Although these weekly roundups serve as a buyer's guide, it doesn't hurt to celebrate the many excellent freebies while we're at it. In fact, someone's already done all the hard work for us: app fiend Stuart Campbell, who once terrorised the Amiga scene and now prefers to spend untold hours sifting through thousands of iOS apps to pluck out the shining gems among the endless detritus.
Well worth checking out is his recently launched Free App Hero, which provides a handy means of seeing which apps are currently or permanently free. The best part of all this is that he only recommends the good stuff, meaning all the tiresome free sludge out there can stay right where it belongs: in a big old heap of misery.
For the ultimate freeloaders out there, he's also released an ad-supported free Cheapskate Edition, with a few features trimmed off the edges.
For those of you who enjoy parting with your cash, we've got another quality-strewn line-up, with four out of the five titles scooping 8/10. Fine times, indeed...
Backbreaker 2: Vengeance
- iPhone/iPad (unified binary) - £0.59 (limited offer)
- Original version currently free on both iPhone and iPad.

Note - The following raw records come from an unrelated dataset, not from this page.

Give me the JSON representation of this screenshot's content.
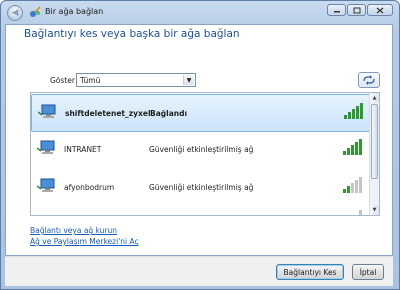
{
  "window": {
    "title": "Bir ağa bağlan",
    "caption_buttons": [
      "minimize",
      "maximize",
      "close"
    ]
  },
  "main": {
    "heading": "Bağlantıyı kes veya başka bir ağa bağlan",
    "filter_label": "Göster",
    "filter_value": "Tümü"
  },
  "networks": [
    {
      "name": "shiftdeletenet_zyxel",
      "status": "Bağlandı",
      "selected": true,
      "signal_bars": 5
    },
    {
      "name": "INTRANET",
      "status": "Güvenliği etkinleştirilmiş ağ",
      "selected": false,
      "signal_bars": 5
    },
    {
      "name": "afyonbodrum",
      "status": "Güvenliği etkinleştirilmiş ağ",
      "selected": false,
      "signal_bars": 2
    },
    {
      "name": "",
      "status": "",
      "selected": false,
      "signal_bars": 1
    }
  ],
  "links": {
    "setup": "Bağlantı veya ağ kurun",
    "network_center": "Ağ ve Paylaşım Merkezi'ni Aç"
  },
  "buttons": {
    "disconnect": "Bağlantıyı Kes",
    "cancel": "İptal"
  },
  "colors": {
    "heading": "#1d4f9b",
    "link": "#1a5bb9",
    "signal_on": "#2e9a2e",
    "signal_off": "#c4c4c4"
  }
}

Because I'm a bit weird like that, I was mildly disappointed when the original Backbreaker failed to feature spine-shattering tackles. I wanted to leave a sickening trail of twisted bodies in my wake and hear the collective moan of broken men as I touched down.
Alas, the sequel continues to focus on wholesome family fun, where one heavily armoured tank of a dude must evade a bunch of oncoming maniacs who are after his prized, egg-shaped 'foot' ball. This time, though, it's rather more involved, with a fair bit more variety to spice up the already extremely moreish formula.
For starters, the game now contains two distinct modes. The first, Tackle Alley, is much like the original, where the idea is to beat the defenders to score a touchdown. Vengeance mode focuses on beating defenders to tackle the runaway ball carrier.
But rather than just leave it at that, NaturalMotion has slipped in a few new moves to give you a little more to think about than merely spinning, juking or sprinting away from oncoming opponents.
'Trucking', for example, allows you to barge yellow-bellied opponents out of the way or duck under obstacles, while the new jump move lets you hurdle determined red opponents sliding in or any barriers strategically designed to knock your block off.
These additions might not sound like much to get excited about, but the extra depth elevates Backbreaker 2 from being an impressively fluid tech demo to something you'll actually want to come back to repeatedly.